Getting Ready For The Upcoming Crab Season
Written By: Steve ‘Hippo’ Lau, October 24, 2013 Species: Crabs,
When I see Halloween decorations being put up for sale, I get that special feeling inside me ... not the feeling of fear, or doom, or dread usually associated with the holiday, but the feeling of excitement knowing that crab season will soon be upon us!
Yes, big, beautiful Dungeness Crabs will soon be legal again to catch. I am not fond of eating crab, by the way, but I sure do like catching them. As a matter of fact, I like cooking them, too. And oddly enough, I find great satisfaction in picking crab meat out of their shells. I just don't like eating them (although others in my family love to eat crab!).
For years, I caught crabs in the traditional manner, using crab rings off of a handy pier. Of course, the problem with that is that for a long time, decades actually, catching Dungies in the San Francisco Bay has been illegal.
I have wondered why the Fish and Game (as they were known back then) hasn't come up with something "consumer friendly" like a lower limit for crabbing in the bay (something like three a day instead of ten) for the benefit of poor people. Oh, well, like I have always said, if the F&G was a business, it would be out of business.
(Note: Now, don't be sending me nasty notes about how the bay is a nursery for the Dungies and that we need to protect them and blah blah blah ... We catch all sorts of fish and other critters during the spawning period and such and two or three crabs per person from the very limited areas you can catch them in the bay is not going to overtly impact the species especially when tons of crabs are caught every year.)
Crab rings are almost passé now since the development of the modern castable crab snare. Since being able to cast a snare greatly enlarges the area you can catch crabs versus the crab ring, crab snaring has really caught on as a way to catch crabs. Because casting for crabs seems like such a less technical way of fishing compared to catching fish, not a lot of thought goes into rods and reels and assorted tackle associated with snaring crabs. This is a big mistake.
Just "any ol' rod and reel" won't do if you want to crab seriously. Crabbing takes a bigger toll, physically, on your tackle than any kind of fishing done in the bay area save for wire line trolling for stripers and halibut. Fish, by their very nature, swim.
All your tackle has to do is hold on to the fish until it is tired enough to swim in your direction and you simple crank in the line. Crabs, on the other hand, don't swim. Once you lasso one of these cranky critters you have to keep relentless pressure on it. If you stop retrieving your line, that may be pause enough for the lassoes to open up and your prize slips away.

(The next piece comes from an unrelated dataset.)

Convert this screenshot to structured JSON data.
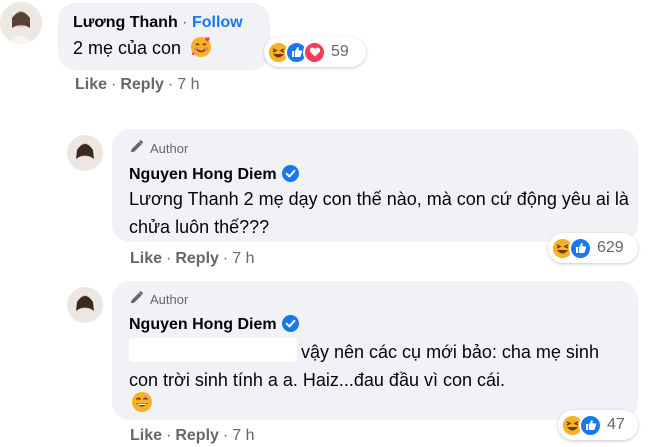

Dragging a cantankerous crab across the bottom as it digs its claws into the ground is no easy task. It is doing nothing to help you bring it in, and everything it can to make it hard on you. This equals wear and tear on your tackle.
NEXT TIME AROUND: We'll talk about the proper tackle for serious crab snaring. Until then, brush up on your crab recipes!